If there’s a lesson to be learned from the campaign, Edwards says, “It’s that children’s issues resonate with voters of both parties and independents. … Youth issues were the cornerstone of my election.”

It’s impossible to measure the impact of Vote Kids, because Edwards pounded youth issues as well. But, he says, “Those direct mail pieces played a significant part in our race.” Most important, he says, was that the mailings saturated the northern part of the new congressional district, which was not part of the district that had re-elected him two years earlier.

An official with the Texas Republican Party says Vote Kids never crossed Wohlgemuth’s radar. “If they did have a big impact, I didn’t hear much about them,” the official says.

Because Vote Kids operates out of a Washington office that houses several “liberal political action groups,” says the official, the Texas GOP sees donating to the group as “just giving money to Democratic candidates to defeat an opponent.”

May as Well Play

To Petit, the results show that “voters will be responsive to politicians that are kind to kids. And they’ll be even more responsive to those who aren’t.”

Around the country, he says, “we’ve done 14 polls, and they all show the same thing: deep voter support for more investments in children. But most Americans don’t know where their politicians are on kids’ issues.”

Nevertheless, he has “a much keener appreciation for why there aren’t more people in the youth field doing this now. We were constantly in touch with our lawyers. ‘Can we say this, can we say that?’ It’s really a ‘Mother, may I?’ situation.”

Some people have called for the elimination of 527 organizations’ involvement in campaigns, which Edwards and Petit say wouldn’t bother them. “But if you want to play in federal politics right now, you have to have 527 status,” Petit says.

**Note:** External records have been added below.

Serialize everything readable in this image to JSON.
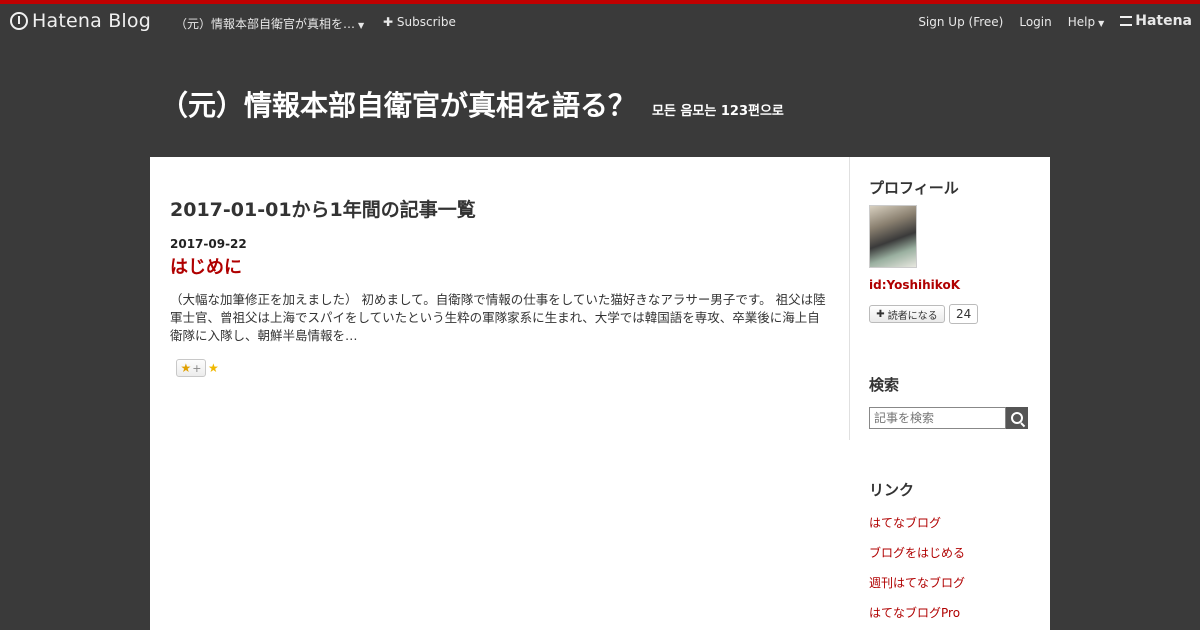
{
  "topbar": {
    "logo_text": "Hatena Blog",
    "blog_selector": "（元）情報本部自衛官が真相を…",
    "subscribe": "Subscribe",
    "signup": "Sign Up (Free)",
    "login": "Login",
    "help": "Help",
    "brand": "Hatena"
  },
  "blog": {
    "title": "（元）情報本部自衛官が真相を語る？",
    "description": "모든 음모는 123편으로"
  },
  "archive": {
    "heading": "2017-01-01から1年間の記事一覧",
    "entries": [
      {
        "date": "2017-09-22",
        "title": "はじめに",
        "summary": "（大幅な加筆修正を加えました） 初めまして。自衛隊で情報の仕事をしていた猫好きなアラサー男子です。 祖父は陸軍士官、曾祖父は上海でスパイをしていたという生粋の軍隊家系に生まれ、大学では韓国語を専攻、卒業後に海上自衛隊に入隊し、朝鮮半島情報を…"
      }
    ]
  },
  "sidebar": {
    "profile_title": "プロフィール",
    "profile_id": "id:YoshihikoK",
    "reader_button": "読者になる",
    "reader_count": "24",
    "search_title": "検索",
    "search_placeholder": "記事を検索",
    "links_title": "リンク",
    "links": [
      "はてなブログ",
      "ブログをはじめる",
      "週刊はてなブログ",
      "はてなブログPro"
    ]
  },
  "colors": {
    "accent": "#b00000",
    "background": "#3a3a3a",
    "topline": "#c00000"
  }
}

Most youth advocacy groups, he says, “really don’t get how the rules of game are laid out and how you’re forced to play within certain boundaries. You do it their way, or you’re weeping on the sidelines and gnashing your teeth.”

Contact: Vote Kids (202) 393-0504, www.votekids.org.